Provide students with markers, post-it notes, index cards, paper, tape, popsicle sticks, clipboards, dice, and basically anything you can think of to encourage them to use their emerging literacy and numeracy skills. Index cards and popsicle sticks make wonderful signs for a building project or hockey arena, for example. Clipboards and notepads are perfect for taking orders in the classroom restaurant. Pricing objects in a grocery store by printing numbers on sticky notes is wonderful practice.
I always like to provide blank stapled booklets so students can create their own books as a play option. Some kids will spend hours doing just that. Make sure you support them with a very simple word wall and great books to spark their imaginations—the Pigeon books by Mo Willems coupled with some You Tube drawing tutorials of the pigeon and the duckling led to amazing and spontaneous student writing in my K classroom and Leah’s Grade 1 classroom.
In my kindergarten classroom, I have an Independence Station full of materials that the students are free to use independently (after some instruction)--stapler, tape dispenser, pencils, erasers, markers, pens, paper, etc. Having the materials accessible saves you the hassle of kids asking permission and gives them an appropriate level of responsibility.
Involve students in the development of play activities.
When it is clear that we need a new dramatic play activity in the classroom (maybe I observe they are bored), the students help me develop a plan for it. Together we brainstorm ideas, sometimes voting on what the new dramatic play activity should be. Voting offers opportunity for graphing, one-to-one correspondence, counting, printing numerals, and comparing.
Once the dramatic play activity is chosen, we use shared writing to draft a list of the supplies we need.
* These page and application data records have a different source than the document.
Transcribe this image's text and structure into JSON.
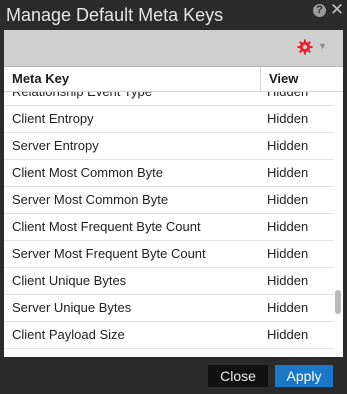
{
  "dialog": {
    "title": "Manage Default Meta Keys",
    "icons": {
      "help": "help-icon",
      "close": "close-icon",
      "settings": "gear-icon",
      "dropdown": "caret-down-icon"
    },
    "accent_color": "#e8202a"
  },
  "table": {
    "columns": [
      "Meta Key",
      "View"
    ],
    "rows": [
      {
        "key": "Relationship Event Type",
        "view": "Hidden"
      },
      {
        "key": "Client Entropy",
        "view": "Hidden"
      },
      {
        "key": "Server Entropy",
        "view": "Hidden"
      },
      {
        "key": "Client Most Common Byte",
        "view": "Hidden"
      },
      {
        "key": "Server Most Common Byte",
        "view": "Hidden"
      },
      {
        "key": "Client Most Frequent Byte Count",
        "view": "Hidden"
      },
      {
        "key": "Server Most Frequent Byte Count",
        "view": "Hidden"
      },
      {
        "key": "Client Unique Bytes",
        "view": "Hidden"
      },
      {
        "key": "Server Unique Bytes",
        "view": "Hidden"
      },
      {
        "key": "Client Payload Size",
        "view": "Hidden"
      }
    ]
  },
  "footer": {
    "close_label": "Close",
    "apply_label": "Apply"
  }
}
This offers a wealth of rich literacy learning:
-how to make a list (writing genre)
-initial, medial, final sounds as we spell words
-stretching words out to hear sounds
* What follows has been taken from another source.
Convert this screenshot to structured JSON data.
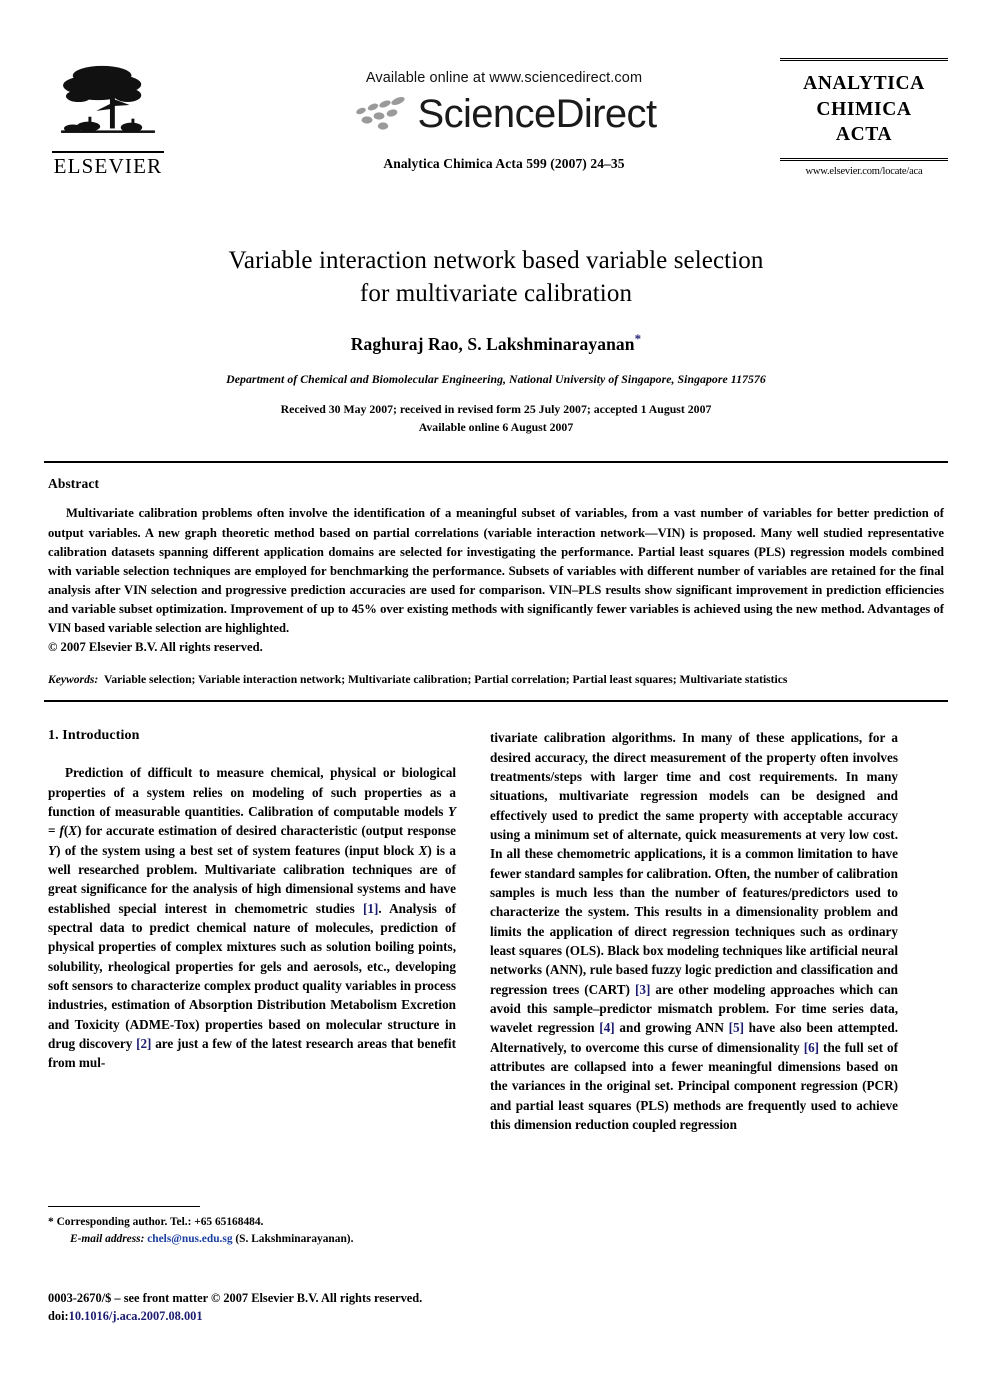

-syllables in words
-spaces between words
-students can share the pen with the teacher with the teacher printing the more difficult parts (otherwise it takes forever and everyone gets tired of it)
|This pizza restaurant was the students' idea and provided many rich opportunities for literacy and numeracy,|
Teach mini-lessons that extend play-based learning.
If it is a restaurant, we might work together to create menus, captioning pictures of what the restaurant serves. Or, I might teach them how a server would take an order in a restaurant or how a chef would write a recipe. The opportunities are endless and directly linked to kindergarten and Grade 1 outcomes.
Check out the following examples:
Shopping for Learning
And lastly...a pitfall to avoid
Observe play carefully and use it to inform your instructional decisions.
-choose one child to observe per session of play
-take notes and collect samples of learning (photographs, voice recordings, etc)
-what do you see? Is there an evident need that could be addressed with a small group literacy/numeracy lesson or a whole-class learning experience?
-do you observe a strong interest that could be developed into a class inquiry or project-based learning? What fascinates your students and what themes emerge repeatedly in their play?
Consider "play planning", especially for your Grade 1 students.
It's a fantastic literacy activity and develops your students' abilities to develop, record, and follow a plan. I like to add a reflective component as well following play time. Learn more here.
Don’t make play available to your Grade 1 students only when they are done their “work”. This results in many of the kids who need play the most being denied precious minutes of learning, and creates a mindset that play is a break from learning/real work. Play is the work of the child and there should be equal access to play for ALL children in your classroom.